Uncertainty quantification in nanomechanical measurements using the atomic force microscope
Date of this Version11-11-2011
Nanotechnology, Volume 22, Number 45

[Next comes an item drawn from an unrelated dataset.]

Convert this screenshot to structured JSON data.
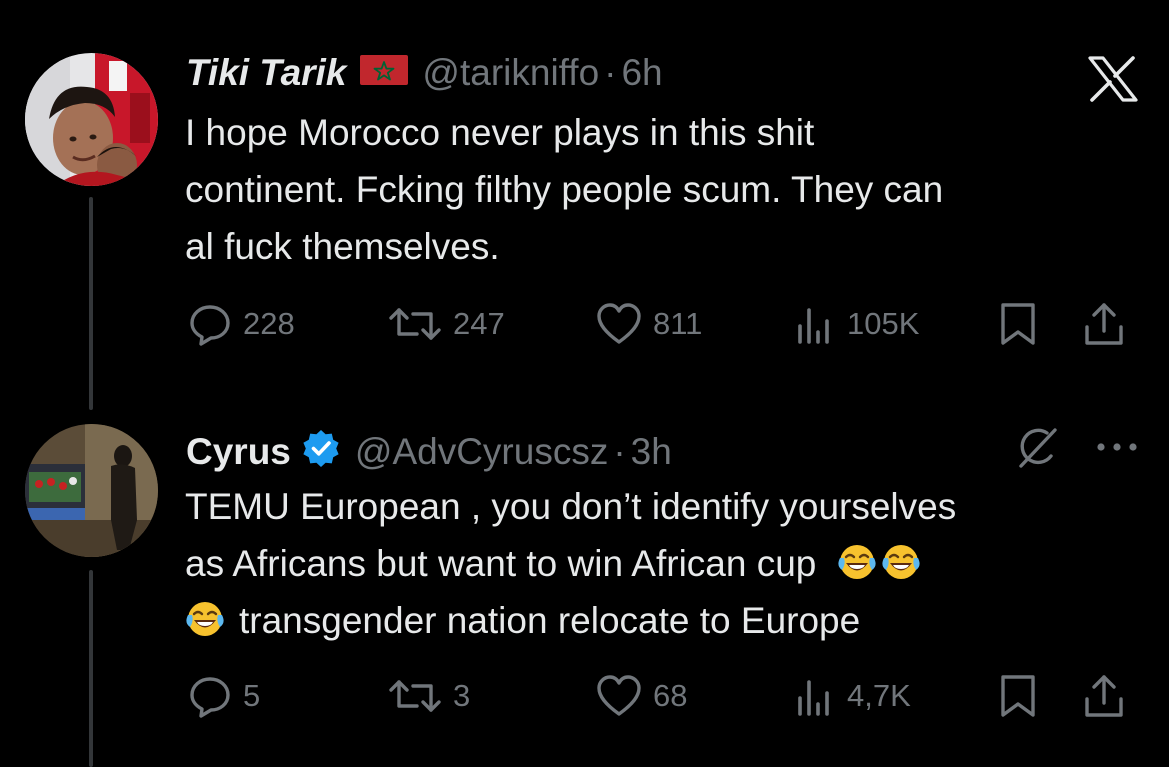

Quantifying uncertainty in measured properties of nanomaterials is a prerequisite for the manufacture of reliable nanoengineered materials and products. Yet, rigorous uncertainty quantification (UQ) is rarely applied for material property measurements with the atomic force microscope (AFM), a widely used instrument that can measure properties at nanometer scale resolution of both inorganic and biological surfaces and nanomaterials. We present a framework to ascribe uncertainty to local nanomechanical properties of any nanoparticle or surface measured with the AFM by taking into account the main uncertainty sources inherent in such measurements. We demonstrate the framework by quantifying uncertainty in AFM-based measurements of the transverse elastic modulus of cellulose nanocrystals (CNCs), an abundant, plant-derived nanomaterial whose mechanical properties are comparable to Kevlar fibers. For a single, isolated CNC the transverse elastic modulus was found to have a mean of 8.1 GPa and a 95% confidence interval of 2.7-20 GPa. A key result is that multiple replicates of force-distance curves do not sample the important sources of uncertainty, which are systematic in nature. The dominant source of uncertainty is the nondimensional photodiode sensitivity calibration rather than the cantilever stiffness or Z-piezo calibrations. The results underscore the great need for, and open a path towards, quantifying and minimizing uncertainty in AFM-based material property measurements of nanoparticles, nanostructured surfaces, thin films, polymers and biomaterials.
Nanoscience and Nanotechnology